Many of these producers have begun using the term “pasture raised,” another unregulated labeling term that is popular among ranchers raising pigs and chickens. The other week I bought pasture raised bacon from the farmer's market and when reading the ingredients was surprised to see nitrates on the label. I assumed that the farmer's goal was healthy meat. That if he was caring enough to raise pasture pigs that he would not then poison the consumer with nitrates. So ask questions and read labels! There’s nothing worse than spending extra money on fancy labels and empty promises. Most small, local farms know and understand this and are more than willing to go above and beyond to reassure their customers of the natural, ethical, and sustainable nature of their farming practices.

Monday, November 6, 2017

The Healing Power of Alignment



The purpose of chiropractic medicine is to support the alignment of the body so that nerve flow is optimal from the brain to the rest of the body.
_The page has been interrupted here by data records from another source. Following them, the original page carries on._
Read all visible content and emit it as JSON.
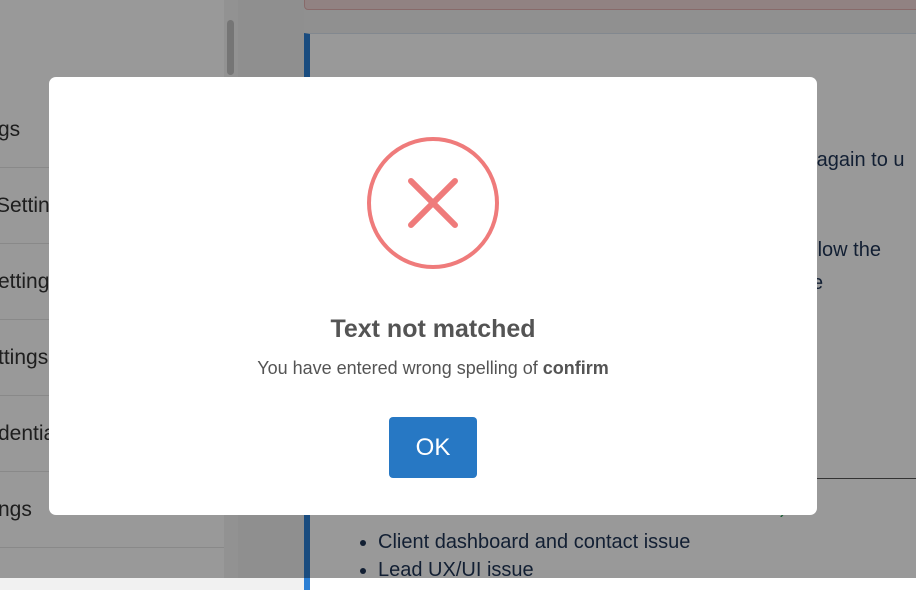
{
  "sidebar": {
    "items": [
      {
        "label": "gs"
      },
      {
        "label": "Settin"
      },
      {
        "label": "ettings"
      },
      {
        "label": "ttings"
      },
      {
        "label": "dentia"
      },
      {
        "label": "ngs"
      }
    ]
  },
  "info_panel": {
    "line1": "n again to u",
    "line2": "ollow the",
    "line3": "e"
  },
  "issues": {
    "partial_heading": ")",
    "items": [
      {
        "label": "Client dashboard and contact issue"
      },
      {
        "label": "Lead UX/UI issue"
      }
    ]
  },
  "modal": {
    "icon": "error-x-icon",
    "title": "Text not matched",
    "message_prefix": "You have entered wrong spelling of ",
    "message_keyword": "confirm",
    "ok_label": "OK"
  },
  "colors": {
    "error": "#ef7b7b",
    "primary_button": "#2778c4",
    "panel_accent": "#2c7fd4"
  }
}
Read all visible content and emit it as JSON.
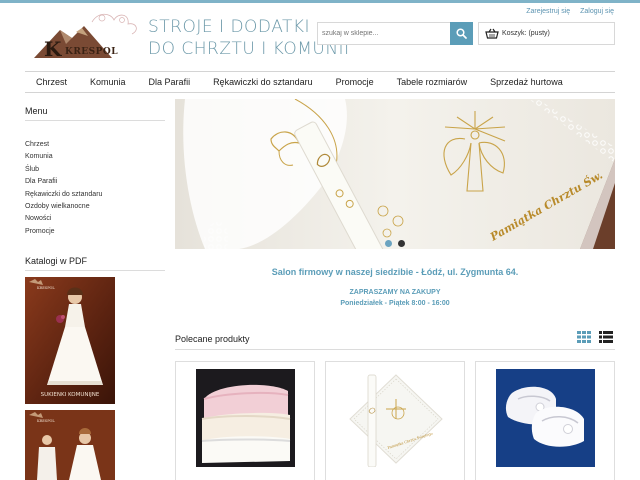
{
  "brand": {
    "logo_text": "KRESPOL",
    "tagline_line1": "STROJE I DODATKI",
    "tagline_line2": "DO CHRZTU I KOMUNII"
  },
  "header": {
    "register_link": "Zarejestruj się",
    "login_link": "Zaloguj się",
    "search_placeholder": "szukaj w sklepie...",
    "cart_label": "Koszyk: (pusty)"
  },
  "nav": {
    "items": [
      "Chrzest",
      "Komunia",
      "Dla Parafii",
      "Rękawiczki do sztandaru",
      "Promocje",
      "Tabele rozmiarów",
      "Sprzedaż hurtowa"
    ]
  },
  "sidebar": {
    "menu_title": "Menu",
    "menu_items": [
      "Chrzest",
      "Komunia",
      "Ślub",
      "Dla Parafii",
      "Rękawiczki do sztandaru",
      "Ozdoby wielkanocne",
      "Nowości",
      "Promocje"
    ],
    "catalogs_title": "Katalogi w PDF",
    "catalog1_caption": "SUKIENKI KOMUNIJNE",
    "catalog_logo_text": "KRESPOL"
  },
  "slider": {
    "embroidery_text": "Pamiątka Chrztu Św.",
    "slides_count": 2,
    "active_slide": 1
  },
  "info": {
    "salon_text": "Salon firmowy w naszej siedzibie - Łódź, ul. Zygmunta 64.",
    "invite_text": "ZAPRASZAMY NA ZAKUPY",
    "hours_text": "Poniedziałek - Piątek 8:00 - 16:00"
  },
  "recommended": {
    "title": "Polecane produkty",
    "view_grid_icon": "grid-view-icon",
    "view_list_icon": "list-view-icon",
    "product2_label": "Pamiątka Chrztu Świętego"
  },
  "colors": {
    "accent": "#5b9db8",
    "tagline": "#6e9aaa",
    "top_line": "#7fb3c8"
  }
}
If the joints are misaligned then the nerves and even blood flow is compromised. Muscles that attach to the joints are then pulling at compromising angles and can cause tightness and pain. Without proper nerve flow impulses to muscles and organs are limited so muscle injury and organ dysfunction can happen. Signs of such organ dysfunction can be headaches, acid reflux, stomach or intestinal pain, erectile dysfunction and more.
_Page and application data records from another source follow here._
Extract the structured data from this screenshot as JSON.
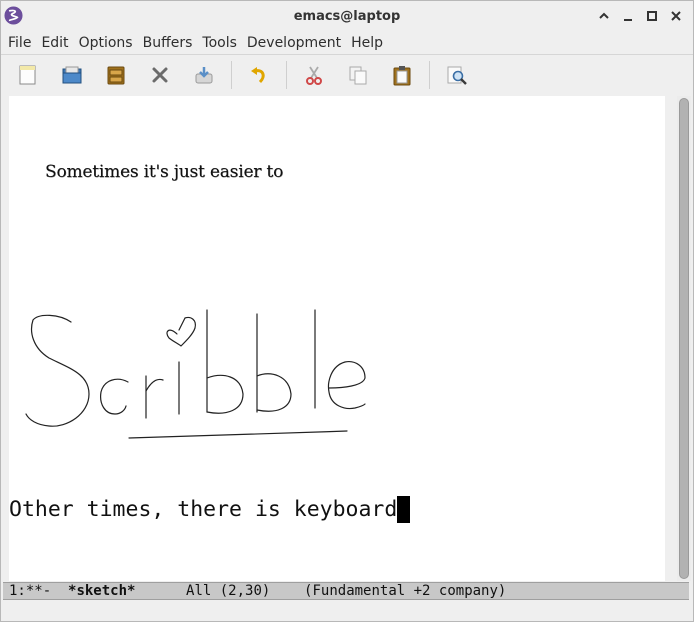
{
  "window": {
    "title": "emacs@laptop"
  },
  "menu": {
    "items": [
      "File",
      "Edit",
      "Options",
      "Buffers",
      "Tools",
      "Development",
      "Help"
    ]
  },
  "toolbar": {
    "buttons": [
      {
        "icon": "new-file-icon"
      },
      {
        "icon": "open-folder-icon"
      },
      {
        "icon": "open-directory-icon"
      },
      {
        "icon": "close-icon"
      },
      {
        "icon": "save-icon"
      },
      {
        "icon": "undo-icon"
      },
      {
        "icon": "cut-icon"
      },
      {
        "icon": "copy-icon"
      },
      {
        "icon": "paste-icon"
      },
      {
        "icon": "search-icon"
      }
    ]
  },
  "buffer": {
    "serif_line": "Sometimes it's just easier to",
    "mono_line": "Other times, there is keyboard"
  },
  "modeline": {
    "status": "1:**-  ",
    "buffer_name": "*sketch*",
    "position": "All (2,30)",
    "modes": "(Fundamental +2 company)"
  }
}
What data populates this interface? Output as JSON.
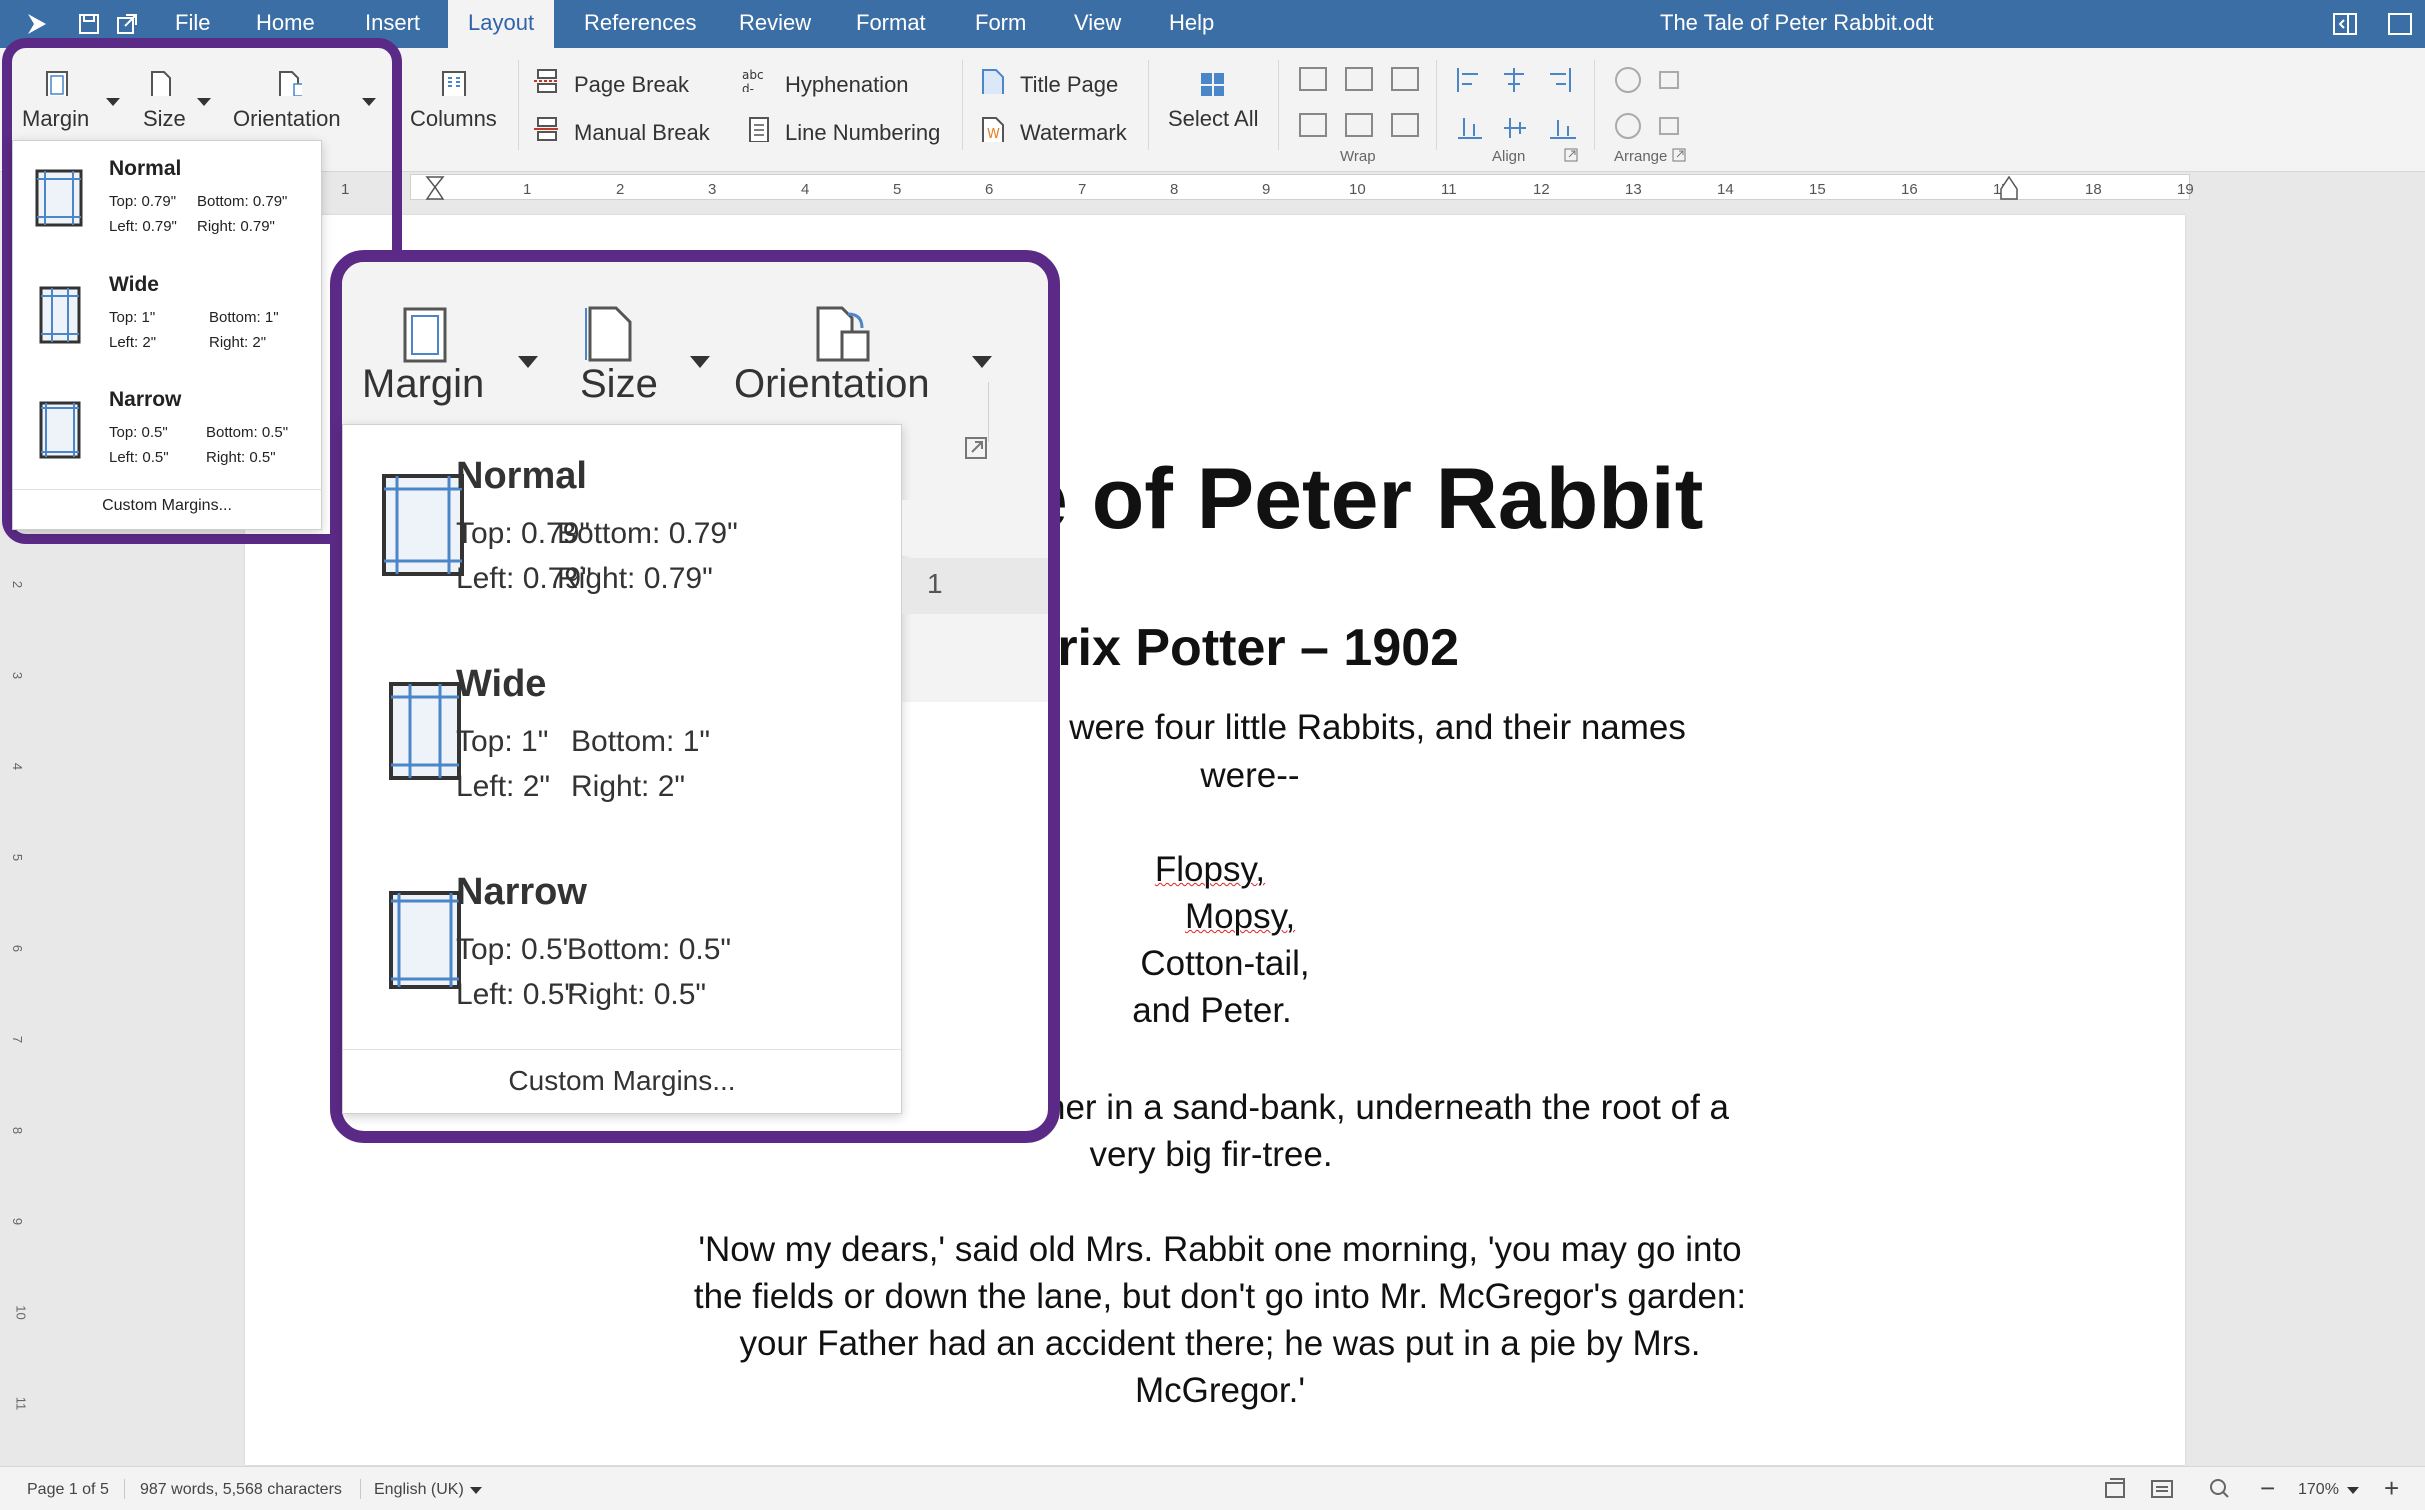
{
  "menubar": {
    "items": [
      "File",
      "Home",
      "Insert",
      "Layout",
      "References",
      "Review",
      "Format",
      "Form",
      "View",
      "Help"
    ],
    "active": "Layout",
    "doc_title": "The Tale of Peter Rabbit.odt"
  },
  "ribbon": {
    "margin": "Margin",
    "size": "Size",
    "orientation": "Orientation",
    "columns": "Columns",
    "page_break": "Page Break",
    "manual_break": "Manual Break",
    "hyphenation": "Hyphenation",
    "line_numbering": "Line Numbering",
    "title_page": "Title Page",
    "watermark": "Watermark",
    "select_all": "Select All",
    "wrap": "Wrap",
    "align": "Align",
    "arrange": "Arrange"
  },
  "margin_menu": {
    "options": [
      {
        "name": "Normal",
        "top": "Top: 0.79\"",
        "bottom": "Bottom: 0.79\"",
        "left": "Left: 0.79\"",
        "right": "Right: 0.79\""
      },
      {
        "name": "Wide",
        "top": "Top: 1\"",
        "bottom": "Bottom: 1\"",
        "left": "Left: 2\"",
        "right": "Right: 2\""
      },
      {
        "name": "Narrow",
        "top": "Top: 0.5\"",
        "bottom": "Bottom: 0.5\"",
        "left": "Left: 0.5\"",
        "right": "Right: 0.5\""
      }
    ],
    "custom": "Custom Margins..."
  },
  "ruler": {
    "numbers": [
      "1",
      "1",
      "2",
      "3",
      "4",
      "5",
      "6",
      "7",
      "8",
      "9",
      "10",
      "11",
      "12",
      "13",
      "14",
      "15",
      "16",
      "17",
      "18",
      "19"
    ],
    "zoom_ruler_number": "1"
  },
  "vruler": {
    "numbers": [
      "2",
      "3",
      "4",
      "5",
      "6",
      "7",
      "8",
      "9",
      "10",
      "11"
    ]
  },
  "document": {
    "title_visible": "e of Peter Rabbit",
    "subtitle_visible": "trix Potter – 1902",
    "p1_line1": "e were four little Rabbits, and their names",
    "p1_line2": "were--",
    "names": [
      "Flopsy,",
      "Mopsy,",
      "Cotton-tail,",
      "and Peter."
    ],
    "p2_line1": "her in a sand-bank, underneath the root of a",
    "p2_line2": "very big fir-tree.",
    "p3_lines": [
      "'Now my dears,' said old Mrs. Rabbit one morning, 'you may go into",
      "the fields or down the lane, but don't go into Mr. McGregor's garden:",
      "your Father had an accident there; he was put in a pie by Mrs.",
      "McGregor.'"
    ]
  },
  "status": {
    "page": "Page 1 of 5",
    "words": "987 words, 5,568 characters",
    "language": "English (UK)",
    "zoom": "170%"
  },
  "colors": {
    "menubar": "#3b6ea5",
    "callout": "#5b2a86",
    "icon_blue": "#4a86c8",
    "spellcheck": "#d22"
  }
}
When working with patients I use both chiropractic medicine and design clinical nutrition programs using muscle testing. Sometimes patients just need a nutrition program, sometimes they only need chiropractic, but more often than not at some point during their healing program both tools are needed to reach optimal health.

Chiropractors got into nutrition work because starting in the 1940s they weren't getting as good of results as they were in the early 1900s. They knew they weren't worse doctors but what used to take 5 office visits for a patient to get optimal relief was now taking 12 visits. Why were people not holding their adjustments? Why were they slower to heal? The answer is toxins. A toxin in the body that the nervous system saw as a noxious stimulus that would keep irritating the body so the body couldn't do what it was meant to do. The body is meant to heal.

Around World War II is when canned food and more sugar entered the grocery stores and I think ever since then food became more and more processed to the point of the majority of food on the shelves of a grocery store is no longer food but products. The body could not digest these products that well and inflammation ensued causing healing to be slower.

Inflammation is the culprit and so whether I use chiropractic medicine or nutrition the goal is to remove the inflammation so the body can heal. Without the right nutrition the body cannot produce healthy cells and without the right alignment nerve and blood flow will not bring the right impulses or nutrition to all parts of the body.
There are ways to muscle test when a symptom is more of a nutritional deficiency or a structural misalignment. So next time you are in the office let us know of your health concern and we can help differentiate which care is best for you!